John Elliott is best known for his “gray scale spectrum” color detail but, in his spring RTW 2017 presentation for men he added a vibrant, new life with pops of color. Modern day separates of walking shorts, hoodies, parkas, and tees dominated the collection in which Elliott contrasted the muted color pallette with spearmint green, electric blue, and rose. Soft, flowing fabrics of silk and linen added a sex appeal with their movement down the runway. Knit tops and shorts delivered a cool, easy vibe. A couple of “tough guy” moto jackets made their way into the collection showing the versatility of his vision.
Well, if you’re a citizen of the world, a global entry kinda guy, and you like your Turkish tea at high noon, the Joseph Abboud men’s RTW spring 2017 collection will speak to you. Three-piece linen suits with generous proportions and chest-revealing shirts, it’s a type of fashion for the man of leisure who hasn’t adopted the dress-down, modern day approach. Unexpected detailing and styling give this collection a bit more of a European flair. Deconstructed jackets continue the theme we’ve seen in earlier men’s wear collections. Abboud used a delicious color palette of ivory, tans, and soft browns to heighten the sophistication and remind you not to spill red wine on your front. How gauche.

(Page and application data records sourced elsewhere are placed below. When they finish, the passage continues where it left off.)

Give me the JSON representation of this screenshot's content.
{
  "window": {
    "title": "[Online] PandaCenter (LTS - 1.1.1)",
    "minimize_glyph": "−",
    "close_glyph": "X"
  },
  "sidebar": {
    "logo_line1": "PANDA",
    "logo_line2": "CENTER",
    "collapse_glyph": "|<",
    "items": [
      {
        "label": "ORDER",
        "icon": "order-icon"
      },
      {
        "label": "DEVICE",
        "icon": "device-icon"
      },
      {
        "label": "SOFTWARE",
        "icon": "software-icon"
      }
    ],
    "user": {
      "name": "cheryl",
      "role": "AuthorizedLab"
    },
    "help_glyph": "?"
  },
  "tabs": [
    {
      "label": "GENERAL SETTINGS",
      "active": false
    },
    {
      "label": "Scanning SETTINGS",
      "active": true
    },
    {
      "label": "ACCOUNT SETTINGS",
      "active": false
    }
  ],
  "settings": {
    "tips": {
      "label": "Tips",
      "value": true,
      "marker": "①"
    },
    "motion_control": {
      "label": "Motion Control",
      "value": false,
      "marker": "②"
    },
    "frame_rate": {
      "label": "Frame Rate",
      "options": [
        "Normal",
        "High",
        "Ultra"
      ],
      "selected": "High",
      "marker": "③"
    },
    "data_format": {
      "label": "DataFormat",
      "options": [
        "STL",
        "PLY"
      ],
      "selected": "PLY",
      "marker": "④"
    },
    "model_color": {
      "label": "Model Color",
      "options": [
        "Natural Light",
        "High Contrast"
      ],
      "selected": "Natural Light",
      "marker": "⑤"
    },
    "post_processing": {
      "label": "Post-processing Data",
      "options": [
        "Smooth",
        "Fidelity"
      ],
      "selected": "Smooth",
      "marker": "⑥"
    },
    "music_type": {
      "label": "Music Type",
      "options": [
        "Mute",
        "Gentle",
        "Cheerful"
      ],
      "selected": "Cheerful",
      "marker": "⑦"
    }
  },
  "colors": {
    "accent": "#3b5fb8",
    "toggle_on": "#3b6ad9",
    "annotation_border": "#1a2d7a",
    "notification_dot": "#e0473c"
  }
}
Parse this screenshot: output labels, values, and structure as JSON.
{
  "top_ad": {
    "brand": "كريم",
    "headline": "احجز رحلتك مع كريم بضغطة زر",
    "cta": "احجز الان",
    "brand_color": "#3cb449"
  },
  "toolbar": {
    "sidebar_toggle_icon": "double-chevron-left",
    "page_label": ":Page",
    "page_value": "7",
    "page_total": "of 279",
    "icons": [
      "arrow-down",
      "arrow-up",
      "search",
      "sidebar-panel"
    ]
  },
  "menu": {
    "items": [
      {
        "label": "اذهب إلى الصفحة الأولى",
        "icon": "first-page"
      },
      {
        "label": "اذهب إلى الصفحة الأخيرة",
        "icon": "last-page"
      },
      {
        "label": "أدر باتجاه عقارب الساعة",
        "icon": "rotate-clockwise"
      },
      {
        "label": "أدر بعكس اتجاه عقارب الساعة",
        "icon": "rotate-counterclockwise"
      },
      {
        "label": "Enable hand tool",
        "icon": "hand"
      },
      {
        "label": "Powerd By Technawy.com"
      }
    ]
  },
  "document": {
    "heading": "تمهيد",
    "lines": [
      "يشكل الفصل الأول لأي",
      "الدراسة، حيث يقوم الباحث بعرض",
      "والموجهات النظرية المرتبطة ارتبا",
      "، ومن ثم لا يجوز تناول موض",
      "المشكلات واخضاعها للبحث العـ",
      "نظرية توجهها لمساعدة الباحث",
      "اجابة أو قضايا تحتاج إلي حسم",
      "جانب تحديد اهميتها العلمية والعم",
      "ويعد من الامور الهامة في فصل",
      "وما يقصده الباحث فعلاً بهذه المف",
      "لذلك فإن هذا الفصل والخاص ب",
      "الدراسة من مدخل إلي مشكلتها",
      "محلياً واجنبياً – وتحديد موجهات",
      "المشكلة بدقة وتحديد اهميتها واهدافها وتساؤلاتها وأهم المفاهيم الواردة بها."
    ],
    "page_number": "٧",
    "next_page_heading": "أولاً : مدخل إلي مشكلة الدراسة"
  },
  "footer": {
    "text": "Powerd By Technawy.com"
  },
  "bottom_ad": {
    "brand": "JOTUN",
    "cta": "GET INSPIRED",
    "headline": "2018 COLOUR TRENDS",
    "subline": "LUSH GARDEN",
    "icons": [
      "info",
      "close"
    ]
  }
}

With an emphasis on fabrics, the Linder spring RTW 2017 offerings for men were different, but “different” isn’t always better. Linder designers Kirk Millar and Sam Linder took chances and pushed the boundaries of constructions. Asymmetrical shirts, wide legged pants, and belted tunics were gender-bending separates for a his and her’s kinda’ sharing. Heavy denim, soft silk, and knits all were paired together to create casual looks that were visually interesting and a departure from the standard options this season. While Millar and Linder tried to be innovative, the collection as a whole is not very commercial.
More to come from New York Menswear Spring 2017…